Klein is an assistant professor at the University of Michigan, jointly appointed in the Department of Afroamerican and African Studies (DAAS) and the Program in the Environment (PitE). In addition to his appointments, Klein has been an ASC research associate since 2020, serving as a reviewer for the U-M African Presidential Scholars (UMAPS) Program and as a member of the African Social Research Initiative (ASRI)’s Steering Committee.

As a political ecologist and critical human geographer interested in environmental governance, resource politics, and rural development in Africa, his research is centrally concerned with exploitation. By this, he means both the ways in which rural smallholders and communities manage, extract, and use natural resources for purposes of livelihood generation and social reproduction, as well as how various actors extract value from rural laborers through processes of expropriation and accumulation.
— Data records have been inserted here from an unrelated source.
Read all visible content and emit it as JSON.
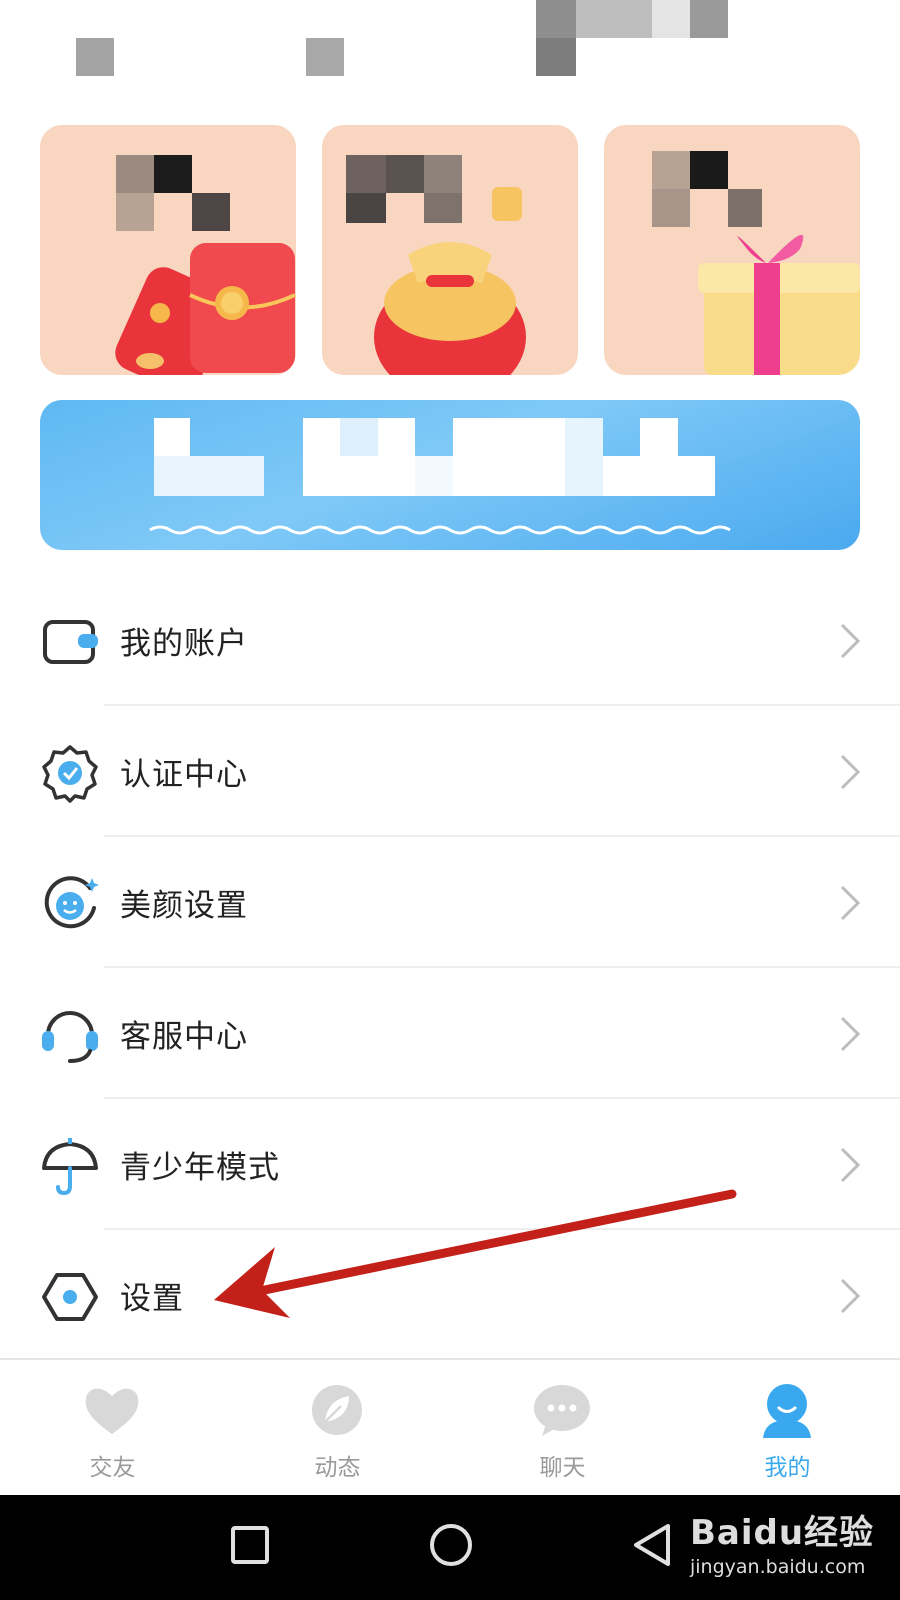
{
  "menu": {
    "items": [
      {
        "label": "我的账户",
        "icon": "wallet-icon"
      },
      {
        "label": "认证中心",
        "icon": "verified-badge-icon"
      },
      {
        "label": "美颜设置",
        "icon": "beauty-face-icon"
      },
      {
        "label": "客服中心",
        "icon": "headset-icon"
      },
      {
        "label": "青少年模式",
        "icon": "umbrella-icon"
      },
      {
        "label": "设置",
        "icon": "hexagon-settings-icon"
      }
    ]
  },
  "tabbar": {
    "tabs": [
      {
        "label": "交友",
        "icon": "heart-icon"
      },
      {
        "label": "动态",
        "icon": "leaf-icon"
      },
      {
        "label": "聊天",
        "icon": "chat-bubble-icon"
      },
      {
        "label": "我的",
        "icon": "person-icon",
        "active": true
      }
    ]
  },
  "watermark": {
    "brand": "Baidu经验",
    "url": "jingyan.baidu.com"
  },
  "colors": {
    "accent": "#3aa8ee",
    "card_bg": "#f8d6c0",
    "arrow": "#c4201a",
    "inactive": "#9a9a9a"
  }
}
He investigates these dynamics in resource frontier settings—“marginal” spaces often viewed and treated as peripheral, but arguably where the character and consequences of contemporary late capitalism are most apparent, alongside possibilities of resistance and ways of being otherwise.

He is currently working on a book manuscript tentatively titled “Everyday Exploitation: Extractive Autonomy and Accumulation by Articulation in the Mines of Madagascar. Everyday Exploitation” plays on the dual valences of “exploitation” to interrogate how Madagascar’s mineral fields are landscapes of both opportunity and vulnerability. Grounded in the diggings of Betsiaka, in Madagascar’s far northwest, the book examines the quotidian processes through which Malagasy artisanal miners pull gold from the ground and the mechanisms by which varying actors wring value from these rural laborers.

At the center of his work, he is committed to producing policy-relevant research informed by interdisciplinary analysis aimed at achieving more equitable and sustainable outcomes for smallholder resource extractors and rural communities—in Madagascar and across the globe.